§ Exercise description
No pictures should be carried over. Output all other parts of the entries verbatim.

§ Provided data
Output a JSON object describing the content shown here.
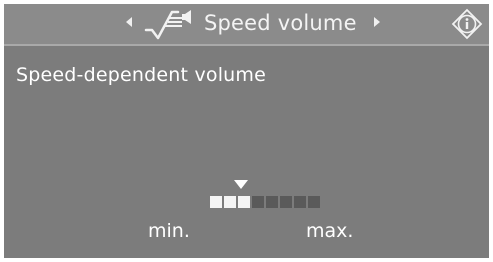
{
  "header": {
    "title": "Speed volume",
    "mode_icon": "speed-volume-icon",
    "info_icon": "info-icon"
  },
  "content": {
    "setting_label": "Speed-dependent volume",
    "scale": {
      "segments": 8,
      "level": 3,
      "min_label": "min.",
      "max_label": "max."
    }
  },
  "colors": {
    "background": "#7c7c7c",
    "header": "#8b8b8b",
    "text": "#ffffff",
    "segment_on": "#f4f4f4",
    "segment_off": "#5a5a5a"
  }
}
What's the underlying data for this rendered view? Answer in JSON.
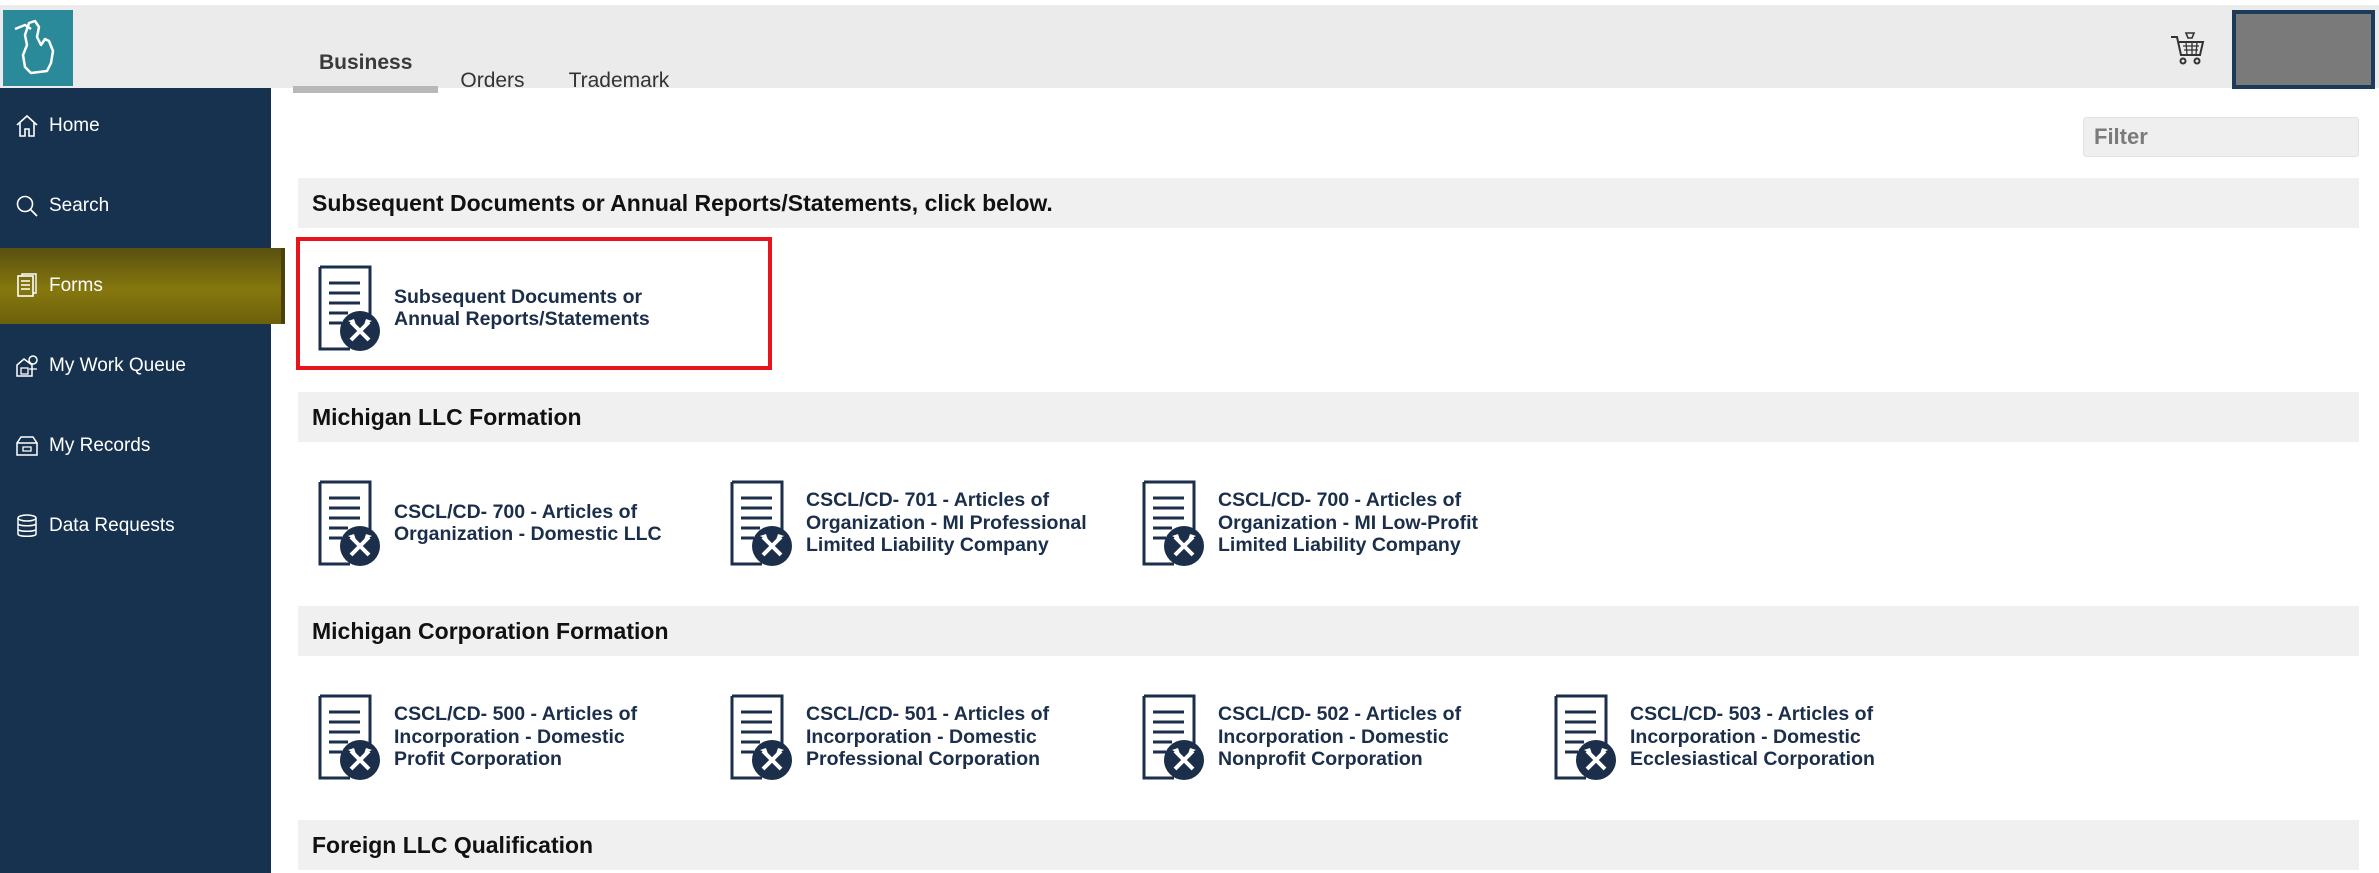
{
  "header": {
    "logo_icon": "michigan-state-icon",
    "tabs": [
      {
        "label": "Business"
      },
      {
        "label": "Orders"
      },
      {
        "label": "Trademark"
      }
    ],
    "cart_icon": "cart-icon"
  },
  "sidebar": {
    "items": [
      {
        "label": "Home",
        "icon": "home-icon"
      },
      {
        "label": "Search",
        "icon": "search-icon"
      },
      {
        "label": "Forms",
        "icon": "forms-icon"
      },
      {
        "label": "My Work Queue",
        "icon": "work-queue-icon"
      },
      {
        "label": "My Records",
        "icon": "records-icon"
      },
      {
        "label": "Data Requests",
        "icon": "database-icon"
      }
    ]
  },
  "filter": {
    "placeholder": "Filter"
  },
  "sections": [
    {
      "title": "Subsequent Documents or Annual Reports/Statements, click below.",
      "cards": [
        {
          "line1": "Subsequent Documents or",
          "line2": "Annual Reports/Statements",
          "line3": ""
        }
      ]
    },
    {
      "title": "Michigan LLC Formation",
      "cards": [
        {
          "line1": "CSCL/CD- 700 - Articles of",
          "line2": "Organization - Domestic LLC",
          "line3": ""
        },
        {
          "line1": "CSCL/CD- 701 - Articles of",
          "line2": "Organization - MI Professional",
          "line3": "Limited Liability Company"
        },
        {
          "line1": "CSCL/CD- 700 - Articles of",
          "line2": "Organization - MI Low-Profit",
          "line3": "Limited Liability Company"
        }
      ]
    },
    {
      "title": "Michigan Corporation Formation",
      "cards": [
        {
          "line1": "CSCL/CD- 500 - Articles of",
          "line2": "Incorporation - Domestic",
          "line3": "Profit Corporation"
        },
        {
          "line1": "CSCL/CD- 501 - Articles of",
          "line2": "Incorporation - Domestic",
          "line3": "Professional Corporation"
        },
        {
          "line1": "CSCL/CD- 502 - Articles of",
          "line2": "Incorporation - Domestic",
          "line3": "Nonprofit Corporation"
        },
        {
          "line1": "CSCL/CD- 503 - Articles of",
          "line2": "Incorporation - Domestic",
          "line3": "Ecclesiastical Corporation"
        }
      ]
    },
    {
      "title": "Foreign LLC Qualification",
      "cards": []
    }
  ],
  "colors": {
    "sidebar": "#17324f",
    "active_nav": "#86780e",
    "highlight": "#e8141c",
    "logo": "#2a8a9a"
  }
}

§ Response below
Output a JSON object describing the content shown here.
{
  "header": {
    "title": "Speed volume",
    "mode_icon": "speed-volume-icon",
    "info_icon": "info-icon"
  },
  "content": {
    "setting_label": "Speed-dependent volume",
    "scale": {
      "segments": 8,
      "level": 3,
      "min_label": "min.",
      "max_label": "max."
    }
  },
  "colors": {
    "background": "#7c7c7c",
    "header": "#8b8b8b",
    "text": "#ffffff",
    "segment_on": "#f4f4f4",
    "segment_off": "#5a5a5a"
  }
}
What's the underlying data for this rendered view? Answer in JSON.
{
  "header": {
    "logo_icon": "michigan-state-icon",
    "tabs": [
      {
        "label": "Business"
      },
      {
        "label": "Orders"
      },
      {
        "label": "Trademark"
      }
    ],
    "cart_icon": "cart-icon"
  },
  "sidebar": {
    "items": [
      {
        "label": "Home",
        "icon": "home-icon"
      },
      {
        "label": "Search",
        "icon": "search-icon"
      },
      {
        "label": "Forms",
        "icon": "forms-icon"
      },
      {
        "label": "My Work Queue",
        "icon": "work-queue-icon"
      },
      {
        "label": "My Records",
        "icon": "records-icon"
      },
      {
        "label": "Data Requests",
        "icon": "database-icon"
      }
    ]
  },
  "filter": {
    "placeholder": "Filter"
  },
  "sections": [
    {
      "title": "Subsequent Documents or Annual Reports/Statements, click below.",
      "cards": [
        {
          "line1": "Subsequent Documents or",
          "line2": "Annual Reports/Statements",
          "line3": ""
        }
      ]
    },
    {
      "title": "Michigan LLC Formation",
      "cards": [
        {
          "line1": "CSCL/CD- 700 - Articles of",
          "line2": "Organization - Domestic LLC",
          "line3": ""
        },
        {
          "line1": "CSCL/CD- 701 - Articles of",
          "line2": "Organization - MI Professional",
          "line3": "Limited Liability Company"
        },
        {
          "line1": "CSCL/CD- 700 - Articles of",
          "line2": "Organization - MI Low-Profit",
          "line3": "Limited Liability Company"
        }
      ]
    },
    {
      "title": "Michigan Corporation Formation",
      "cards": [
        {
          "line1": "CSCL/CD- 500 - Articles of",
          "line2": "Incorporation - Domestic",
          "line3": "Profit Corporation"
        },
        {
          "line1": "CSCL/CD- 501 - Articles of",
          "line2": "Incorporation - Domestic",
          "line3": "Professional Corporation"
        },
        {
          "line1": "CSCL/CD- 502 - Articles of",
          "line2": "Incorporation - Domestic",
          "line3": "Nonprofit Corporation"
        },
        {
          "line1": "CSCL/CD- 503 - Articles of",
          "line2": "Incorporation - Domestic",
          "line3": "Ecclesiastical Corporation"
        }
      ]
    },
    {
      "title": "Foreign LLC Qualification",
      "cards": []
    }
  ],
  "colors": {
    "sidebar": "#17324f",
    "active_nav": "#86780e",
    "highlight": "#e8141c",
    "logo": "#2a8a9a"
  }
}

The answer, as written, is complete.